| Task prompt |
Repeat each record that follows, keeping it identical.

| Information given |

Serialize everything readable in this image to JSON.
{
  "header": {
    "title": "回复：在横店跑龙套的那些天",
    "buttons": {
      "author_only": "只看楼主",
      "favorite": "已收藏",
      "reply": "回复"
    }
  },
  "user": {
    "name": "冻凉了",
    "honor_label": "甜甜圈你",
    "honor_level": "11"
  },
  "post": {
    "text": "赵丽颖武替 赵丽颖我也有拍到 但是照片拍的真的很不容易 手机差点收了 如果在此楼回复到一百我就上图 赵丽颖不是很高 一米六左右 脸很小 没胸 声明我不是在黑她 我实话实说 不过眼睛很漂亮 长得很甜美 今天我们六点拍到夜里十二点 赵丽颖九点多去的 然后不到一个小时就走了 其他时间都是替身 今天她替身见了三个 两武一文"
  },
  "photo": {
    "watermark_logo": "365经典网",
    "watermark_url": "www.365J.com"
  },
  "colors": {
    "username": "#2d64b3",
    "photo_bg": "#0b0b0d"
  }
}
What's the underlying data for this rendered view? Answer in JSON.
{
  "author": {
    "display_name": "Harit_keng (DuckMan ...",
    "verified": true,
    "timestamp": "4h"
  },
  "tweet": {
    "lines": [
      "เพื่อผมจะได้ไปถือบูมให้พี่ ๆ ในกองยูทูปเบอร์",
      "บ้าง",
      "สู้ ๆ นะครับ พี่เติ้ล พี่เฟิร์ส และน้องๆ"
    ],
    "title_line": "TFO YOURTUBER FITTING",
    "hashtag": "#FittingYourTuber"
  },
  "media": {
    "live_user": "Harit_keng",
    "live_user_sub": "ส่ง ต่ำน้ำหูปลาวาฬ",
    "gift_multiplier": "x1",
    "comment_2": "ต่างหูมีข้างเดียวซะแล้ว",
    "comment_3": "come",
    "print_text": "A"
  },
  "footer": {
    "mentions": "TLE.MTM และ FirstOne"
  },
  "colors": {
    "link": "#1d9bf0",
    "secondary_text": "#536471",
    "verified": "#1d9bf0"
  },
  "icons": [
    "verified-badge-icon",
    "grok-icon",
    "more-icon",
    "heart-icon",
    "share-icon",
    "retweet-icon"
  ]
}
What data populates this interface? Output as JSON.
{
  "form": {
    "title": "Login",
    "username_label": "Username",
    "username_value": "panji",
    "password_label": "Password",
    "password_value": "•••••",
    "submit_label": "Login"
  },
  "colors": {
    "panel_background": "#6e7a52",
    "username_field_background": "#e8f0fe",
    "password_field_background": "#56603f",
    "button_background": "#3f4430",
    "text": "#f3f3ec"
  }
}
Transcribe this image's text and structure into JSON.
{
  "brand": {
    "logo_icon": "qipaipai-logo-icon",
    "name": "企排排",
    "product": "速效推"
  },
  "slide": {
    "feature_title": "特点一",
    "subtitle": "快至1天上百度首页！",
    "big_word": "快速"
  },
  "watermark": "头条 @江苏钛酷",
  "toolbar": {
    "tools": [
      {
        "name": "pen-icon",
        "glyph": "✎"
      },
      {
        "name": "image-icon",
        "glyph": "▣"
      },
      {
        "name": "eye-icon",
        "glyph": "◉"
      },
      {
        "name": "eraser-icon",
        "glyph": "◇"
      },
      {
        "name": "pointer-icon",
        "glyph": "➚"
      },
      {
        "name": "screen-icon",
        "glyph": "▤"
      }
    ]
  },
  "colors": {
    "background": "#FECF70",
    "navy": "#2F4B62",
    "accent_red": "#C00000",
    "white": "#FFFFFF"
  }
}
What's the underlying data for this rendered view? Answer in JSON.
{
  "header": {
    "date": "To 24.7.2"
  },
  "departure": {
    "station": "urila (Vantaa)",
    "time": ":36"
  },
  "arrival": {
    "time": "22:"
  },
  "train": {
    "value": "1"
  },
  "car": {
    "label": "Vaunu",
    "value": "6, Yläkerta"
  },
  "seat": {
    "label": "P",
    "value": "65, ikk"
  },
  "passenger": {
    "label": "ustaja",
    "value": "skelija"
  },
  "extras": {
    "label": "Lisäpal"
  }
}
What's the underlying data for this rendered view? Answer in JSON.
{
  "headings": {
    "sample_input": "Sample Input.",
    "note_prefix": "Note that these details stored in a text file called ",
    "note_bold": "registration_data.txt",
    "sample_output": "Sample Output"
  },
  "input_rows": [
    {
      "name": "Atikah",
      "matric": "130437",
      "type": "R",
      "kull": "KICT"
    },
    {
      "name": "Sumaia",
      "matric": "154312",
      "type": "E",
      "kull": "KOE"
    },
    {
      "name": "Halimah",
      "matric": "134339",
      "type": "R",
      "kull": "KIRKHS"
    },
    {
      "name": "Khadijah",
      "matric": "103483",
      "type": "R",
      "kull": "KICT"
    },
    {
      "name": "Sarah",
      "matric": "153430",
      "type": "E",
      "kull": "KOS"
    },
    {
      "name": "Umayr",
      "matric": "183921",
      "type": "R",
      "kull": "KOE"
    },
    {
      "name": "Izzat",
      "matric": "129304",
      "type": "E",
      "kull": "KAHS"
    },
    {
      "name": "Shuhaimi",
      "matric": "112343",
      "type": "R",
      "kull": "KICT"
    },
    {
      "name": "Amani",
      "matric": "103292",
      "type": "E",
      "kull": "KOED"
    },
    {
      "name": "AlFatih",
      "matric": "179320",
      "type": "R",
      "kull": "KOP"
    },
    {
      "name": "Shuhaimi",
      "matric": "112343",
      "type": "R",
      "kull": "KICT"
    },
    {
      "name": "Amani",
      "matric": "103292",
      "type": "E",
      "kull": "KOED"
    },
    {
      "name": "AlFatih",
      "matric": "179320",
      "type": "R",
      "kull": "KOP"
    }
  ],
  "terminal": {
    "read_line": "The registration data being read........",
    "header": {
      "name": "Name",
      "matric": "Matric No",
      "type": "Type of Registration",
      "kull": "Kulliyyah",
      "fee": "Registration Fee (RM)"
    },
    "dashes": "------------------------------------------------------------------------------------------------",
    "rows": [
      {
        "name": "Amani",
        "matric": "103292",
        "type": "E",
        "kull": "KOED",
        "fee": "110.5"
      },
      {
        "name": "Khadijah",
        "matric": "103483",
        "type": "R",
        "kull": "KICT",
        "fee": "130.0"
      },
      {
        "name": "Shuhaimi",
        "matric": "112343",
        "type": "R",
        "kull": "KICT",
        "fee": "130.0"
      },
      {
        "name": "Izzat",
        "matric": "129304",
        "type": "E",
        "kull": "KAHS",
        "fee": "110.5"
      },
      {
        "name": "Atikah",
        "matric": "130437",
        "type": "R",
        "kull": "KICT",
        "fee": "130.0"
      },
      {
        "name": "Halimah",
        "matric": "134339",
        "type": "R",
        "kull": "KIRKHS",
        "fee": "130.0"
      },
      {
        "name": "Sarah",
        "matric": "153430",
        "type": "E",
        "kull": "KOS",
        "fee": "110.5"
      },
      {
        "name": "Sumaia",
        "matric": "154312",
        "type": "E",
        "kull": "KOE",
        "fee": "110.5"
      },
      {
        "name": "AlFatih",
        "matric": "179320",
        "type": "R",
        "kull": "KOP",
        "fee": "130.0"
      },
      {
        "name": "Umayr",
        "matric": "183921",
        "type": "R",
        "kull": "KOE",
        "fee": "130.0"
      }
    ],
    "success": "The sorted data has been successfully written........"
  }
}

| Answer to this exercise |
Serialize everything readable in this image to JSON.
{
  "header": {
    "title": "回复：在横店跑龙套的那些天",
    "buttons": {
      "author_only": "只看楼主",
      "favorite": "已收藏",
      "reply": "回复"
    }
  },
  "user": {
    "name": "冻凉了",
    "honor_label": "甜甜圈你",
    "honor_level": "11"
  },
  "post": {
    "text": "赵丽颖武替 赵丽颖我也有拍到 但是照片拍的真的很不容易 手机差点收了 如果在此楼回复到一百我就上图 赵丽颖不是很高 一米六左右 脸很小 没胸 声明我不是在黑她 我实话实说 不过眼睛很漂亮 长得很甜美 今天我们六点拍到夜里十二点 赵丽颖九点多去的 然后不到一个小时就走了 其他时间都是替身 今天她替身见了三个 两武一文"
  },
  "photo": {
    "watermark_logo": "365经典网",
    "watermark_url": "www.365J.com"
  },
  "colors": {
    "username": "#2d64b3",
    "photo_bg": "#0b0b0d"
  }
}
What's the underlying data for this rendered view? Answer in JSON.
{
  "author": {
    "display_name": "Harit_keng (DuckMan ...",
    "verified": true,
    "timestamp": "4h"
  },
  "tweet": {
    "lines": [
      "เพื่อผมจะได้ไปถือบูมให้พี่ ๆ ในกองยูทูปเบอร์",
      "บ้าง",
      "สู้ ๆ นะครับ พี่เติ้ล พี่เฟิร์ส และน้องๆ"
    ],
    "title_line": "TFO YOURTUBER FITTING",
    "hashtag": "#FittingYourTuber"
  },
  "media": {
    "live_user": "Harit_keng",
    "live_user_sub": "ส่ง ต่ำน้ำหูปลาวาฬ",
    "gift_multiplier": "x1",
    "comment_2": "ต่างหูมีข้างเดียวซะแล้ว",
    "comment_3": "come",
    "print_text": "A"
  },
  "footer": {
    "mentions": "TLE.MTM และ FirstOne"
  },
  "colors": {
    "link": "#1d9bf0",
    "secondary_text": "#536471",
    "verified": "#1d9bf0"
  },
  "icons": [
    "verified-badge-icon",
    "grok-icon",
    "more-icon",
    "heart-icon",
    "share-icon",
    "retweet-icon"
  ]
}
What data populates this interface? Output as JSON.
{
  "form": {
    "title": "Login",
    "username_label": "Username",
    "username_value": "panji",
    "password_label": "Password",
    "password_value": "•••••",
    "submit_label": "Login"
  },
  "colors": {
    "panel_background": "#6e7a52",
    "username_field_background": "#e8f0fe",
    "password_field_background": "#56603f",
    "button_background": "#3f4430",
    "text": "#f3f3ec"
  }
}
Transcribe this image's text and structure into JSON.
{
  "brand": {
    "logo_icon": "qipaipai-logo-icon",
    "name": "企排排",
    "product": "速效推"
  },
  "slide": {
    "feature_title": "特点一",
    "subtitle": "快至1天上百度首页！",
    "big_word": "快速"
  },
  "watermark": "头条 @江苏钛酷",
  "toolbar": {
    "tools": [
      {
        "name": "pen-icon",
        "glyph": "✎"
      },
      {
        "name": "image-icon",
        "glyph": "▣"
      },
      {
        "name": "eye-icon",
        "glyph": "◉"
      },
      {
        "name": "eraser-icon",
        "glyph": "◇"
      },
      {
        "name": "pointer-icon",
        "glyph": "➚"
      },
      {
        "name": "screen-icon",
        "glyph": "▤"
      }
    ]
  },
  "colors": {
    "background": "#FECF70",
    "navy": "#2F4B62",
    "accent_red": "#C00000",
    "white": "#FFFFFF"
  }
}
What's the underlying data for this rendered view? Answer in JSON.
{
  "header": {
    "date": "To 24.7.2"
  },
  "departure": {
    "station": "urila (Vantaa)",
    "time": ":36"
  },
  "arrival": {
    "time": "22:"
  },
  "train": {
    "value": "1"
  },
  "car": {
    "label": "Vaunu",
    "value": "6, Yläkerta"
  },
  "seat": {
    "label": "P",
    "value": "65, ikk"
  },
  "passenger": {
    "label": "ustaja",
    "value": "skelija"
  },
  "extras": {
    "label": "Lisäpal"
  }
}
What's the underlying data for this rendered view? Answer in JSON.
{
  "headings": {
    "sample_input": "Sample Input.",
    "note_prefix": "Note that these details stored in a text file called ",
    "note_bold": "registration_data.txt",
    "sample_output": "Sample Output"
  },
  "input_rows": [
    {
      "name": "Atikah",
      "matric": "130437",
      "type": "R",
      "kull": "KICT"
    },
    {
      "name": "Sumaia",
      "matric": "154312",
      "type": "E",
      "kull": "KOE"
    },
    {
      "name": "Halimah",
      "matric": "134339",
      "type": "R",
      "kull": "KIRKHS"
    },
    {
      "name": "Khadijah",
      "matric": "103483",
      "type": "R",
      "kull": "KICT"
    },
    {
      "name": "Sarah",
      "matric": "153430",
      "type": "E",
      "kull": "KOS"
    },
    {
      "name": "Umayr",
      "matric": "183921",
      "type": "R",
      "kull": "KOE"
    },
    {
      "name": "Izzat",
      "matric": "129304",
      "type": "E",
      "kull": "KAHS"
    },
    {
      "name": "Shuhaimi",
      "matric": "112343",
      "type": "R",
      "kull": "KICT"
    },
    {
      "name": "Amani",
      "matric": "103292",
      "type": "E",
      "kull": "KOED"
    },
    {
      "name": "AlFatih",
      "matric": "179320",
      "type": "R",
      "kull": "KOP"
    },
    {
      "name": "Shuhaimi",
      "matric": "112343",
      "type": "R",
      "kull": "KICT"
    },
    {
      "name": "Amani",
      "matric": "103292",
      "type": "E",
      "kull": "KOED"
    },
    {
      "name": "AlFatih",
      "matric": "179320",
      "type": "R",
      "kull": "KOP"
    }
  ],
  "terminal": {
    "read_line": "The registration data being read........",
    "header": {
      "name": "Name",
      "matric": "Matric No",
      "type": "Type of Registration",
      "kull": "Kulliyyah",
      "fee": "Registration Fee (RM)"
    },
    "dashes": "------------------------------------------------------------------------------------------------",
    "rows": [
      {
        "name": "Amani",
        "matric": "103292",
        "type": "E",
        "kull": "KOED",
        "fee": "110.5"
      },
      {
        "name": "Khadijah",
        "matric": "103483",
        "type": "R",
        "kull": "KICT",
        "fee": "130.0"
      },
      {
        "name": "Shuhaimi",
        "matric": "112343",
        "type": "R",
        "kull": "KICT",
        "fee": "130.0"
      },
      {
        "name": "Izzat",
        "matric": "129304",
        "type": "E",
        "kull": "KAHS",
        "fee": "110.5"
      },
      {
        "name": "Atikah",
        "matric": "130437",
        "type": "R",
        "kull": "KICT",
        "fee": "130.0"
      },
      {
        "name": "Halimah",
        "matric": "134339",
        "type": "R",
        "kull": "KIRKHS",
        "fee": "130.0"
      },
      {
        "name": "Sarah",
        "matric": "153430",
        "type": "E",
        "kull": "KOS",
        "fee": "110.5"
      },
      {
        "name": "Sumaia",
        "matric": "154312",
        "type": "E",
        "kull": "KOE",
        "fee": "110.5"
      },
      {
        "name": "AlFatih",
        "matric": "179320",
        "type": "R",
        "kull": "KOP",
        "fee": "130.0"
      },
      {
        "name": "Umayr",
        "matric": "183921",
        "type": "R",
        "kull": "KOE",
        "fee": "130.0"
      }
    ],
    "success": "The sorted data has been successfully written........"
  }
}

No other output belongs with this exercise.